■ TO DO:
Each line of the material holding the word "minimal" must be identified and copied.

■ SUPPLIED INFORMATION:

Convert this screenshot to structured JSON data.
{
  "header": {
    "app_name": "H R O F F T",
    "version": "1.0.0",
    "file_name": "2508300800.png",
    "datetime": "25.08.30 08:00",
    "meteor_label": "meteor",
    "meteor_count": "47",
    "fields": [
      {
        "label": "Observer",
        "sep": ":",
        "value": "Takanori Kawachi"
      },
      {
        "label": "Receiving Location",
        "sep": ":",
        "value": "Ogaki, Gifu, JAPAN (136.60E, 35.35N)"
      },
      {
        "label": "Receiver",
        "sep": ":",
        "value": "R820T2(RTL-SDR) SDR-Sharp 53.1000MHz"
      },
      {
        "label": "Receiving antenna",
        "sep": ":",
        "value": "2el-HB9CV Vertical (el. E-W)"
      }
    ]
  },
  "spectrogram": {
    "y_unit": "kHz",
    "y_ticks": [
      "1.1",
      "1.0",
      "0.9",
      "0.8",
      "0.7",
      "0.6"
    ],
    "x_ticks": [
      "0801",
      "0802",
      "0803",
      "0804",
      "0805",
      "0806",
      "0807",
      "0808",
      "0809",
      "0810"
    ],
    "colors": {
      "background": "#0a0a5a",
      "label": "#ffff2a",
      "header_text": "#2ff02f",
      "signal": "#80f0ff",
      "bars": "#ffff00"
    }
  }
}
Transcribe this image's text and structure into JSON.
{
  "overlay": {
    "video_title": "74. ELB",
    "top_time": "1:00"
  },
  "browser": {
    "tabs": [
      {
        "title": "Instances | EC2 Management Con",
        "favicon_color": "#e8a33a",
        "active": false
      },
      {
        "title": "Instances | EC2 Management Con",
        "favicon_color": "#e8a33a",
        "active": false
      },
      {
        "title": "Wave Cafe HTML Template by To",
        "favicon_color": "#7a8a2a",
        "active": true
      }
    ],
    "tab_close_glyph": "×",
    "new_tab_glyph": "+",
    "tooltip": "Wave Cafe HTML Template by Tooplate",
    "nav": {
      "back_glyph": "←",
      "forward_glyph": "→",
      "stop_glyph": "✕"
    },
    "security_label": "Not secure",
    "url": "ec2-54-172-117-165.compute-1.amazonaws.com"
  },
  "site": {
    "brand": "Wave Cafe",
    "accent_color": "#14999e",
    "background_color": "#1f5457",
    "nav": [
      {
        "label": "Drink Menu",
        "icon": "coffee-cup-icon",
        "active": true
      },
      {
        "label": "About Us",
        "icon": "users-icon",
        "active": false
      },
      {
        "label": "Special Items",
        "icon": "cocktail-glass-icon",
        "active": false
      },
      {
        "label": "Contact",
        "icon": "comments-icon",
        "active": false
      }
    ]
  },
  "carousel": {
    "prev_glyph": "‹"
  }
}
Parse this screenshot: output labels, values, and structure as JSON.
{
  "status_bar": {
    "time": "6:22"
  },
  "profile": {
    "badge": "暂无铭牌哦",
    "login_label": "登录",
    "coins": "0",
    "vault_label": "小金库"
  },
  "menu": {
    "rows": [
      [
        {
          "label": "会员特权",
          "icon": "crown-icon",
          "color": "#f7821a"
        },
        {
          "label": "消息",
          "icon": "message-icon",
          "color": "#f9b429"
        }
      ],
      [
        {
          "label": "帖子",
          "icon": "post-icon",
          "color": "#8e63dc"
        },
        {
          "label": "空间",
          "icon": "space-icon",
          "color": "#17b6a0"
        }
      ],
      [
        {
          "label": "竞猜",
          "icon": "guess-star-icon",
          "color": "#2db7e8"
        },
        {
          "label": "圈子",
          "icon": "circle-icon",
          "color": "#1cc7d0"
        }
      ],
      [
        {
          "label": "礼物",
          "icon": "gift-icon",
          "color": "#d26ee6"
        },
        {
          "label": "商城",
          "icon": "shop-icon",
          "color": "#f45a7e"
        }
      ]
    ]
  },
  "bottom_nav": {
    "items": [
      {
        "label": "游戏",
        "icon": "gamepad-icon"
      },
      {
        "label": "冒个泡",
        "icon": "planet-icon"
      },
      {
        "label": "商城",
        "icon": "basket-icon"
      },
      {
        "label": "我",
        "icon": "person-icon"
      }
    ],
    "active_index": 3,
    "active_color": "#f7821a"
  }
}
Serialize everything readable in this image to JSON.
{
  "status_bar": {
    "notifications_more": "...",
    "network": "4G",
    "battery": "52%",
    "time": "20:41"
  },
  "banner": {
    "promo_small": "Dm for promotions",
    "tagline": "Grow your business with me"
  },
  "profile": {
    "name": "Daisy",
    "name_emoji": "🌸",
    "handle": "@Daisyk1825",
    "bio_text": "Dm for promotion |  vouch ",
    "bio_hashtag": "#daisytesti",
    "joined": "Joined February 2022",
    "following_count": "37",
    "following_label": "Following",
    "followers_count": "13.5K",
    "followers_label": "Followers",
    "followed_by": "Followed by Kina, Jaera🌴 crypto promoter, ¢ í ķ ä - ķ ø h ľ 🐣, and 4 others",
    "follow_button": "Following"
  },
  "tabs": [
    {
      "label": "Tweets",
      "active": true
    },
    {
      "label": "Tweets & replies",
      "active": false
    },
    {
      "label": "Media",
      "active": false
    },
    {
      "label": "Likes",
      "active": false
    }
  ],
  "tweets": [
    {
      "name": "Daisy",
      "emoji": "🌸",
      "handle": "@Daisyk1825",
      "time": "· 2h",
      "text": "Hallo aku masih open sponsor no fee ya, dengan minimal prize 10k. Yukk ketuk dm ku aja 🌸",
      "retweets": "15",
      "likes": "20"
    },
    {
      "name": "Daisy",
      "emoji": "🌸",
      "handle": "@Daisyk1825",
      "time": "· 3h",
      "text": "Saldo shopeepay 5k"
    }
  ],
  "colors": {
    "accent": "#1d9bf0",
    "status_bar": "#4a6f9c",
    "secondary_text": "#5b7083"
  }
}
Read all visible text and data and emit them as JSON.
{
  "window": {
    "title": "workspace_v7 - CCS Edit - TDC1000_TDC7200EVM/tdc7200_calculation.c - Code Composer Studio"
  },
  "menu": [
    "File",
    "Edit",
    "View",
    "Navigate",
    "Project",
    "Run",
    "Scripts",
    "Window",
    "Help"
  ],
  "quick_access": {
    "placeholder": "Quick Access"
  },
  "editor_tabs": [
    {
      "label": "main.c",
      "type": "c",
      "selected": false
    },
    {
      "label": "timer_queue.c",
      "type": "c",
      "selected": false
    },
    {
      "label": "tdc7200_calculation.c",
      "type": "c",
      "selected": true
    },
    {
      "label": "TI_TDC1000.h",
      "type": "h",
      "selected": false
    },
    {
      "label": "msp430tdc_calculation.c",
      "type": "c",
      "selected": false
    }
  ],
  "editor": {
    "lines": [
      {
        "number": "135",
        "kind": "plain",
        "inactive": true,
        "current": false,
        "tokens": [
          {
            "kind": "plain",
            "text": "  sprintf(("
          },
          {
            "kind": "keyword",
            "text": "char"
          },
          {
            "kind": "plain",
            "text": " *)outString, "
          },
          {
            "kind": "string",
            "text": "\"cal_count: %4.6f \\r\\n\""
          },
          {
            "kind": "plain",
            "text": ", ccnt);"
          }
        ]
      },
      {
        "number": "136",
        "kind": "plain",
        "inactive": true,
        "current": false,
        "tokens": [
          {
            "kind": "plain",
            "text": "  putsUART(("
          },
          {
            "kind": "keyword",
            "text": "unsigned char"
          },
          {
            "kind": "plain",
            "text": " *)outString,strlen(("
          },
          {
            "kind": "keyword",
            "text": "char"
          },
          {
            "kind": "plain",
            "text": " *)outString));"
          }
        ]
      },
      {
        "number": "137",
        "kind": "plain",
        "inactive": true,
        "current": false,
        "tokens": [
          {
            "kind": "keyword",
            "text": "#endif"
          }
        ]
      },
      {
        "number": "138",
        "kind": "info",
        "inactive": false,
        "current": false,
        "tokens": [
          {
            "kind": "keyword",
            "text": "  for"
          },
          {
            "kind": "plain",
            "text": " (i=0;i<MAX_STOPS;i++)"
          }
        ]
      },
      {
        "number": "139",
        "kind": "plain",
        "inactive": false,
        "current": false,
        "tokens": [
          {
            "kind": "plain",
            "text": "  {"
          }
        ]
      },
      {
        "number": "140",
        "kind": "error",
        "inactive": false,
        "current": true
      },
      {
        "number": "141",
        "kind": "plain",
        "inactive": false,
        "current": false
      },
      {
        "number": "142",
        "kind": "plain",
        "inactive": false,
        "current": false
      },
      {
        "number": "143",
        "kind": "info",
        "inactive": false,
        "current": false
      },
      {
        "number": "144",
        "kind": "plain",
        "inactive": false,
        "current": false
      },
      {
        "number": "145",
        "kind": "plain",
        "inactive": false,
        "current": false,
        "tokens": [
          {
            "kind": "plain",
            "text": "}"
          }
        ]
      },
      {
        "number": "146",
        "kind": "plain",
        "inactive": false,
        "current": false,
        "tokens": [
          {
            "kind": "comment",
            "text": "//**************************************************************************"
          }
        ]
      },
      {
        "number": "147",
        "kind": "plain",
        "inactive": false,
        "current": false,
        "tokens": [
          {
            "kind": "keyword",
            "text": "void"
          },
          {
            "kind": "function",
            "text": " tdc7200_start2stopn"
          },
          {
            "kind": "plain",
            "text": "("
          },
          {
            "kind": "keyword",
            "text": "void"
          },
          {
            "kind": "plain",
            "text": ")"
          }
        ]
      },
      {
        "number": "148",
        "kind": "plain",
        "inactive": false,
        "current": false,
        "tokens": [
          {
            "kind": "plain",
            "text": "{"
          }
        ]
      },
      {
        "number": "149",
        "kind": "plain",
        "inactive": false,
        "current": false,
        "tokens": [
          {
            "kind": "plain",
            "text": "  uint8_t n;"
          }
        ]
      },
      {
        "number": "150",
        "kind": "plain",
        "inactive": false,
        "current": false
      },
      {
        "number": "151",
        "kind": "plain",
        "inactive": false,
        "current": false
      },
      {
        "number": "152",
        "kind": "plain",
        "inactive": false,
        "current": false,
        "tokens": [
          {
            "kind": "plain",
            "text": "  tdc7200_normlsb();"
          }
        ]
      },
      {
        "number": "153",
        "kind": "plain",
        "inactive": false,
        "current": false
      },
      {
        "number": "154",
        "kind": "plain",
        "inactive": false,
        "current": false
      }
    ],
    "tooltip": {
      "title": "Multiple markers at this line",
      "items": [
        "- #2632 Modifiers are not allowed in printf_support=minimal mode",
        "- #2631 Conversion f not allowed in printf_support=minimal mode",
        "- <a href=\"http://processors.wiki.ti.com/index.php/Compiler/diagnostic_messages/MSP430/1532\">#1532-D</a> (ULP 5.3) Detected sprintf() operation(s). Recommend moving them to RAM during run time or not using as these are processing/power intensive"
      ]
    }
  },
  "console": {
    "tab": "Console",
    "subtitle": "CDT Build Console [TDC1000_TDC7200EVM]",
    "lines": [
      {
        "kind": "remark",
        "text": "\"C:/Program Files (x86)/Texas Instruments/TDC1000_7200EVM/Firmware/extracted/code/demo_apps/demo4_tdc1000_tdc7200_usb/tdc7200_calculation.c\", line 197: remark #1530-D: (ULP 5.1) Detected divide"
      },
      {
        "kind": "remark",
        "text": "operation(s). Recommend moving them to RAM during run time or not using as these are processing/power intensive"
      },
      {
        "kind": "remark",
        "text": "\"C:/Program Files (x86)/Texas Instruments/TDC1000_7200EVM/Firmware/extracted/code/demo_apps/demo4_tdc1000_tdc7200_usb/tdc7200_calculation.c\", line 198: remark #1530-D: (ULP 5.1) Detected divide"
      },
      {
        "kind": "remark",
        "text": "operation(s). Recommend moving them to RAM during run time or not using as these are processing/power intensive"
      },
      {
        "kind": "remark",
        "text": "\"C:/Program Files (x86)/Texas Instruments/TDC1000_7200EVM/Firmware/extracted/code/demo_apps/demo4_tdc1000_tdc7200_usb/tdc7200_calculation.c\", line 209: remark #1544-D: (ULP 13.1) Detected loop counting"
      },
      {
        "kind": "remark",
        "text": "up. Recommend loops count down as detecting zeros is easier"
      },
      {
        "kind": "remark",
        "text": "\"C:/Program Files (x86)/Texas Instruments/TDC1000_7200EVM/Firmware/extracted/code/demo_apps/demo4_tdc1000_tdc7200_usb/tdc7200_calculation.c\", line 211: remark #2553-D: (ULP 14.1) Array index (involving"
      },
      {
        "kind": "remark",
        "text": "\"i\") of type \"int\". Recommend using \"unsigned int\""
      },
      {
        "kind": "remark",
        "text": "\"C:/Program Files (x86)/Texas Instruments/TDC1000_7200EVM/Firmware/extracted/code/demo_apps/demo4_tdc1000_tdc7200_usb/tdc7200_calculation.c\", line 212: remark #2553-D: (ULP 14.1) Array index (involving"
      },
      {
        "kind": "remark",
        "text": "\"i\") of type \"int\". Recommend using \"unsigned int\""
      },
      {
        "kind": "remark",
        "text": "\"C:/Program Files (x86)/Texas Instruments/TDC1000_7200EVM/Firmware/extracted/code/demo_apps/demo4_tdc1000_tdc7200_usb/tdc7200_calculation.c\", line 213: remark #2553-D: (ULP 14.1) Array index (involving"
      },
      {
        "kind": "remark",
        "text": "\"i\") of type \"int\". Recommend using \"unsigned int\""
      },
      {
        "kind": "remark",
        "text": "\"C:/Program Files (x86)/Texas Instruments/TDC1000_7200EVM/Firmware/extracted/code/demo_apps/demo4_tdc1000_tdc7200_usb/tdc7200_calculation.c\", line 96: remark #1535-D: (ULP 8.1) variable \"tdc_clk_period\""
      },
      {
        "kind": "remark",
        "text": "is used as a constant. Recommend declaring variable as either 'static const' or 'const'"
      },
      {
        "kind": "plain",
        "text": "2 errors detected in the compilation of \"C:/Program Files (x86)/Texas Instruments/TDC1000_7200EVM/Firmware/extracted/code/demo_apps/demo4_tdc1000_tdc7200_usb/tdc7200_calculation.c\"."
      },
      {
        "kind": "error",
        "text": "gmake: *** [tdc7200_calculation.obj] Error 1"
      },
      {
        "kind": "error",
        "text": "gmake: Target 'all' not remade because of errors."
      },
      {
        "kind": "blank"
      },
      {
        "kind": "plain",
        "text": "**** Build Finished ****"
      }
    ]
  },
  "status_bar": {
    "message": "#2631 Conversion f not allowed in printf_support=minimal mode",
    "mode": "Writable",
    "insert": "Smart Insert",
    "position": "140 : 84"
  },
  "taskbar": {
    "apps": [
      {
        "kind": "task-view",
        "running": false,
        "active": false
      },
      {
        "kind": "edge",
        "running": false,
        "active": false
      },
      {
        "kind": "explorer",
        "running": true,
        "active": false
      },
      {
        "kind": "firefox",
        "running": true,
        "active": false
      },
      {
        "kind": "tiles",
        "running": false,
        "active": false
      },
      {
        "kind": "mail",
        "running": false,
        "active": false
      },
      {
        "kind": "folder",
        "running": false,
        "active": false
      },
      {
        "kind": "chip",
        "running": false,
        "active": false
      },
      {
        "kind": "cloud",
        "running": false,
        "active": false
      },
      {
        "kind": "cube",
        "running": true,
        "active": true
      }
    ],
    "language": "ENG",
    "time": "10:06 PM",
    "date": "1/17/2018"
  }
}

■ YOUR SOLUTION:
      "text": "Hallo aku masih open sponsor no fee ya, dengan minimal prize 10k. Yukk ketuk dm ku aja 🌸",
        "- #2632 Modifiers are not allowed in printf_support=minimal mode",
        "- #2631 Conversion f not allowed in printf_support=minimal mode",
    "message": "#2631 Conversion f not allowed in printf_support=minimal mode",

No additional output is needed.